How to Knock Out a Living in 2020

How to Knock Out a Living in 2020

 

Shae Russell

Today I sit in McDonald’s, the American fast food chain that has taken over the world, for better or worse. Drinking coffee made with beans from Brazil…

I’m waiting for my Japanese-made car to be serviced…while working on a laptop assembled in Taiwan…which runs on processing chips designed in Israel.

The leather planner that sits next to me uses cowhide produced in either India or China, yet it was assembled in Vietnam.

There is nothing unique about this.

This is how we knock out a living in a globalised economy.

Yet, it was one crucial discovery that kick-started Australia’s transformation from penal colony to modern economy…

From colony to modern economy

I’m currently enjoying the benefits of globalisation (and, arguably, rampant credit growth fuelling the illusion of wealth — but that’s an after Christmas topic).

Yet, all of this economic fortune I enjoy today, comes from one tiny moment in history.

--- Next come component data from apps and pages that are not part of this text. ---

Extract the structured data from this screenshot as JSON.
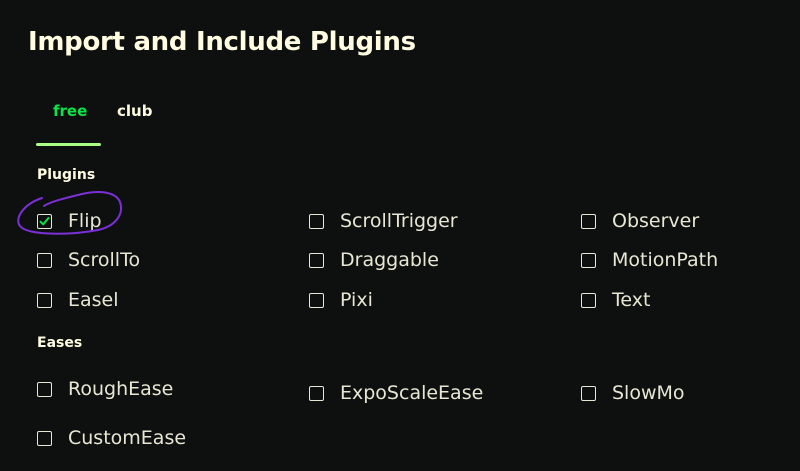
{
  "page": {
    "title": "Import and Include Plugins"
  },
  "tabs": [
    {
      "label": "free",
      "active": true
    },
    {
      "label": "club",
      "active": false
    }
  ],
  "sections": {
    "plugins": {
      "label": "Plugins",
      "items": [
        {
          "label": "Flip",
          "checked": true
        },
        {
          "label": "ScrollTrigger",
          "checked": false
        },
        {
          "label": "Observer",
          "checked": false
        },
        {
          "label": "ScrollTo",
          "checked": false
        },
        {
          "label": "Draggable",
          "checked": false
        },
        {
          "label": "MotionPath",
          "checked": false
        },
        {
          "label": "Easel",
          "checked": false
        },
        {
          "label": "Pixi",
          "checked": false
        },
        {
          "label": "Text",
          "checked": false
        }
      ]
    },
    "eases": {
      "label": "Eases",
      "items": [
        {
          "label": "RoughEase",
          "checked": false
        },
        {
          "label": "ExpoScaleEase",
          "checked": false
        },
        {
          "label": "SlowMo",
          "checked": false
        },
        {
          "label": "CustomEase",
          "checked": false
        }
      ]
    }
  },
  "colors": {
    "background": "#0e100f",
    "text": "#fffce1",
    "active_tab": "#0ae448",
    "checkmark": "#0ae448",
    "annotation": "#7b2fd6"
  },
  "icons": {
    "checkmark": "checkmark-icon",
    "annotation": "hand-drawn-circle"
  }
}
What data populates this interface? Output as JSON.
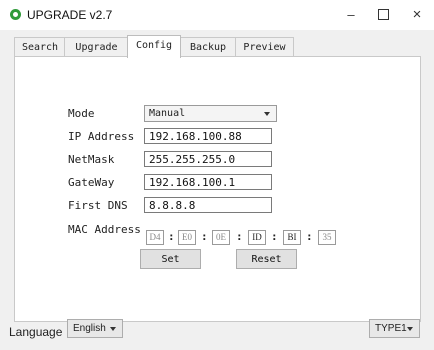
{
  "window": {
    "title": "UPGRADE v2.7",
    "icon": "app-logo-icon",
    "controls": {
      "minimize": "–",
      "close": "×"
    }
  },
  "tabs": [
    {
      "label": "Search",
      "active": false
    },
    {
      "label": "Upgrade",
      "active": false
    },
    {
      "label": "Config",
      "active": true
    },
    {
      "label": "Backup",
      "active": false
    },
    {
      "label": "Preview",
      "active": false
    }
  ],
  "config": {
    "mode": {
      "label": "Mode",
      "value": "Manual"
    },
    "ip": {
      "label": "IP Address",
      "value": "192.168.100.88"
    },
    "netmask": {
      "label": "NetMask",
      "value": "255.255.255.0"
    },
    "gateway": {
      "label": "GateWay",
      "value": "192.168.100.1"
    },
    "dns": {
      "label": "First DNS",
      "value": "8.8.8.8"
    },
    "mac": {
      "label": "MAC Address",
      "separator": ":",
      "octets": [
        "D4",
        "E0",
        "0E",
        "ID",
        "BI",
        "35"
      ]
    }
  },
  "buttons": {
    "set": "Set",
    "reset": "Reset"
  },
  "footer": {
    "language_label": "Language",
    "language_value": "English",
    "type_value": "TYPE1"
  },
  "colors": {
    "app_icon": "#2f9a3a",
    "panel_bg": "#ffffff",
    "window_bg": "#f0f0f0"
  }
}
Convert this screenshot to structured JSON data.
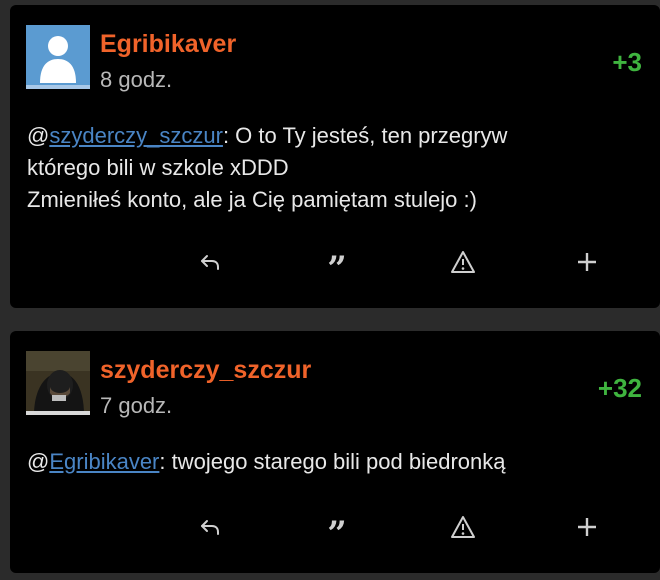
{
  "comments": [
    {
      "username": "Egribikaver",
      "time": "8 godz.",
      "score": "+3",
      "mention_prefix": "@",
      "mention": "szyderczy_szczur",
      "mention_suffix": ": O to Ty jesteś, ten przegryw",
      "lines": [
        "którego bili w szkole xDDD",
        "Zmieniłeś konto, ale ja Cię pamiętam stulejo :)"
      ],
      "avatar": "default-user-avatar"
    },
    {
      "username": "szyderczy_szczur",
      "time": "7 godz.",
      "score": "+32",
      "mention_prefix": "@",
      "mention": "Egribikaver",
      "mention_suffix": ": twojego starego bili pod biedronką",
      "avatar": "photo-avatar"
    }
  ],
  "actions": {
    "reply_icon": "reply-arrow-icon",
    "quote_icon": "quote-icon",
    "report_icon": "warning-triangle-icon",
    "plus_icon": "plus-icon",
    "quote_glyph": "”"
  },
  "colors": {
    "username": "#f0632a",
    "score": "#3fb43f",
    "mention_link": "#4a85c5",
    "card_background": "#000000",
    "page_background": "#2b2b2b"
  }
}
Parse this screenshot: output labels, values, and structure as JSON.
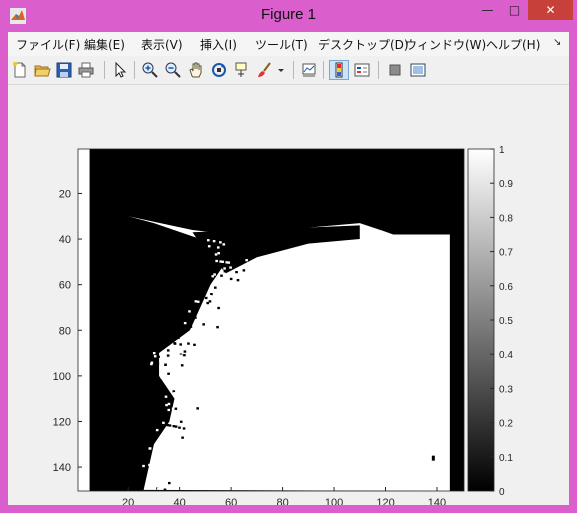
{
  "window": {
    "title": "Figure 1",
    "minimize": "—",
    "maximize": "□",
    "close": "✕"
  },
  "menus": [
    "ファイル(F)",
    "編集(E)",
    "表示(V)",
    "挿入(I)",
    "ツール(T)",
    "デスクトップ(D)",
    "ウィンドウ(W)",
    "ヘルプ(H)"
  ],
  "menu_overflow": "↘",
  "toolbar": [
    "new-figure-icon",
    "open-file-icon",
    "save-icon",
    "print-icon",
    "pointer-icon",
    "zoom-in-icon",
    "zoom-out-icon",
    "pan-hand-icon",
    "rotate-3d-icon",
    "data-cursor-icon",
    "brush-icon",
    "brush-dropdown-icon",
    "link-plot-icon",
    "colorbar-icon",
    "legend-icon",
    "hide-plot-tools-icon",
    "show-plot-tools-icon"
  ],
  "chart_data": {
    "type": "heatmap",
    "colormap": "gray",
    "xlim": [
      0.5,
      150.5
    ],
    "ylim": [
      0.5,
      150.5
    ],
    "xticks": [
      20,
      40,
      60,
      80,
      100,
      120,
      140
    ],
    "yticks": [
      20,
      40,
      60,
      80,
      100,
      120,
      140
    ],
    "colorbar": {
      "ticks": [
        0,
        0.1,
        0.2,
        0.3,
        0.4,
        0.5,
        0.6,
        0.7,
        0.8,
        0.9,
        1
      ]
    },
    "description_values": "binary mask: 0 = black, 1 = white",
    "black_columns_left_edge": 5,
    "white_region_boundary": [
      [
        20,
        30
      ],
      [
        45,
        36
      ],
      [
        60,
        38
      ],
      [
        75,
        42
      ],
      [
        90,
        35
      ],
      [
        110,
        33
      ],
      [
        118,
        36
      ],
      [
        123,
        38
      ],
      [
        145,
        38
      ]
    ],
    "white_region_left_edge_by_row": [
      [
        33,
        30
      ],
      [
        40,
        48
      ],
      [
        50,
        58
      ],
      [
        60,
        52
      ],
      [
        70,
        48
      ],
      [
        80,
        44
      ],
      [
        90,
        32
      ],
      [
        100,
        32
      ],
      [
        110,
        38
      ],
      [
        120,
        36
      ],
      [
        130,
        30
      ],
      [
        140,
        28
      ],
      [
        150,
        26
      ]
    ]
  }
}
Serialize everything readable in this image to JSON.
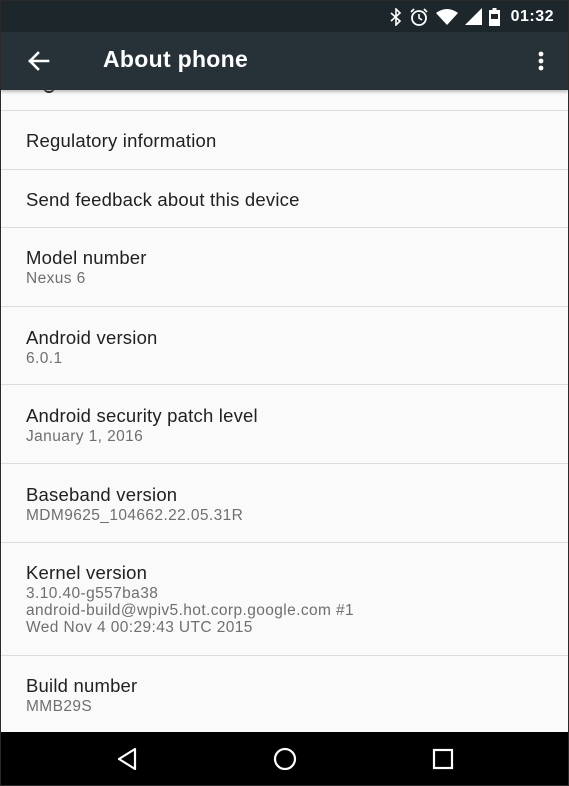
{
  "status_bar": {
    "time": "01:32",
    "icons": [
      "bluetooth-icon",
      "alarm-icon",
      "wifi-icon",
      "cellular-signal-icon",
      "battery-icon"
    ]
  },
  "app_bar": {
    "title": "About phone",
    "back_icon": "arrow-back-icon",
    "overflow_icon": "more-vert-icon",
    "color": "#263238"
  },
  "list": [
    {
      "title": "Regulatory information"
    },
    {
      "title": "Send feedback about this device"
    },
    {
      "title": "Model number",
      "subtitle": [
        "Nexus 6"
      ]
    },
    {
      "title": "Android version",
      "subtitle": [
        "6.0.1"
      ]
    },
    {
      "title": "Android security patch level",
      "subtitle": [
        "January 1, 2016"
      ]
    },
    {
      "title": "Baseband version",
      "subtitle": [
        "MDM9625_104662.22.05.31R"
      ]
    },
    {
      "title": "Kernel version",
      "subtitle": [
        "3.10.40-g557ba38",
        "android-build@wpiv5.hot.corp.google.com #1",
        "Wed Nov 4 00:29:43 UTC 2015"
      ]
    },
    {
      "title": "Build number",
      "subtitle": [
        "MMB29S"
      ]
    }
  ],
  "nav_bar": {
    "buttons": [
      "back-triangle-icon",
      "home-circle-icon",
      "recents-square-icon"
    ]
  }
}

When Edward Hargraves found gold in May 1851, out near a site called Ophir, near Orange, New South Wales.

That one find triggered the Australian gold rush of the next two decades.

It ultimately ended us being used as a British prison.

Furthermore, the influx of migrants to the muddy banks out in the Victorian goldfields is said to be the birth of our unique slang.1

Many of the sayings we use today like ‘knock out a living’, were all born on the muddy banks of the Victorian goldfields.2

Even after the gold rush had ended in Victoria and New South Wales…

And even as both states plunged into a housing bust in the 1890s…3

…gold was found over in Western Australia…

…and once again our economic fortunes were saved.

As we are mere days away from a new decade, will gold save us once again?

Before the boom

There are days when I reckon Australia is just a fancy quarry.

Afterall, the majority of this century’s prosperity has come from selling everything we’ve got underground to China.

And with all this money flowing into Oz, we’ve spent it on buying houses from each other backed up by enormous bank loans.

Although we might not have China’s insatiable appetite for raw materials in this new decade.

So where does that leave us?

While our days of sending all our rocks over to China may have slowed down, I believe there is a new boom coming…

…and once again Aussies will owe their future economic fortunes to a second gold rush.

According to a recent report from the Department of Industry, Innovation and Science, gold is on track to beat both thermal and coking coal exports by dollar value next year.

And it’s not just a once off.

The report says that this will be a major trend going into the 2020s.

And by the mid-2020s, Australia will be the world’s largest gold producer.

To boot, the higher gold prices are driving more money into the sector.

That same report reckons that investment in the mining sector may jump 15% into next year.4

It’s who you know

The estimated increase in investment spending from mining companies doesn’t surprise me.

It’s a trend I’ve been tracking for most of the year.

But much of the number from the Department of Industry, Innovation and Science report doesn’t factor in the gold yet to be found.

I first started talking about an exploration boom back in July this year.

Of course, picking up on this trend was made easier for me, as I have insider access to some of the world’s most highly sought-after commodities specialists.

And going into 2020, two of the biggest trends will more mining mergers and more exploration.

It doesn’t matter who I speak to, whether it was a mining boss, geologist, investment analyst or some over-worked PR rep, everyone was telling the same story.

Money for exploration has been almost non-existent and as a result confirmed resources are falling.

That is, the lack of money spent on exploration means future consumption of minerals is on the edge.

Big mining companies have seen their ore reserves fall because they haven’t been actively looking for more.

Falling reserves have been a contributing driver of all this merger activity as well.

Why is that?

They’re burning through their gold reserves without really knowing how they’re going to replace them…

Because as many, many experts have told me all year, global underspending on exploration has left the supply of gold — and many other resources — in doubt.

Australia may be on track to become the world’s biggest gold producer.

And investors have the chance to get in on this trend early.

Until next time,

Shae Russell Signature

Shae Russell,
Editor, The Daily Reckoning Australia